"Returning to the US in early 1919, Mitchell was appointed the deputy chief of the Air Service, retaining his one-star rank. His relations with superiors continued to sour as he began to attack both the War and Navy Departments for being insufficiently farsighted regarding airpower. His fight with the Navy climaxed with the dramatic bombing tests of 1921 and 1923 that sank several battleships, proving - at least to Mitchell - that surface fleets were obsolete. Within the Army he also experienced difficulties, notably with his superiors Charles Menoher and later Mason Patrick, and in early 1925 he reverted to his permanent rank of colonel and was transferred to Texas. Although such demotions were not an unusual occurrence at the time - Patrick himself had gone from major general to colonel upon returning to the Corps of Engineers in 1919 - the move was nonetheless widely seen as punishment and exile. Not content to remain quiet, when the Navy dirigible "Shenandoah" crashed in a storm and killed 14 of the crew, Mitchell issued his famous statement accusing senior leaders in the Army and Navy of incompetence and "almost treasonable administration of the national defense." He was court-martialed, found guilty of insubordination, and suspended from active duty for five years without pay. Mitchell elected to resign instead as of 1 February 1926 and spent the next decade continuing to write and preach the gospel of airpower to all who would listen. The election of Franklin D. Roosevelt, a Navy man, was viewed by Mitchell as advantageous for airpower. In fact, he believed the new president would appoint him as assistant secretary of war for air or perhaps even secretary of defense in a new and unified military organization. Such hopes never materialized. Mitchell died of a variety of ailments including a bad heart and influenza in 1936."

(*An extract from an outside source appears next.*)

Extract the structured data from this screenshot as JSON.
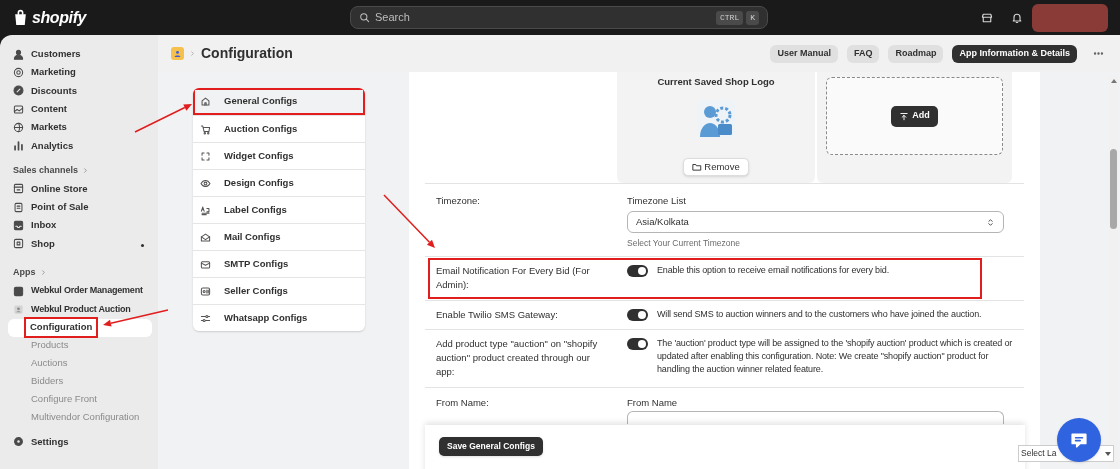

The Wisconsin Historical Society has manuscripts related to this topic. See the catalog description of the William Mitchell Correspondence for details.
View newspaper clippings at Wisconsin Local History and Biography Articles.
[Source: Source: U.S. Air Force, Air & Space Power Journal Chronicles Online]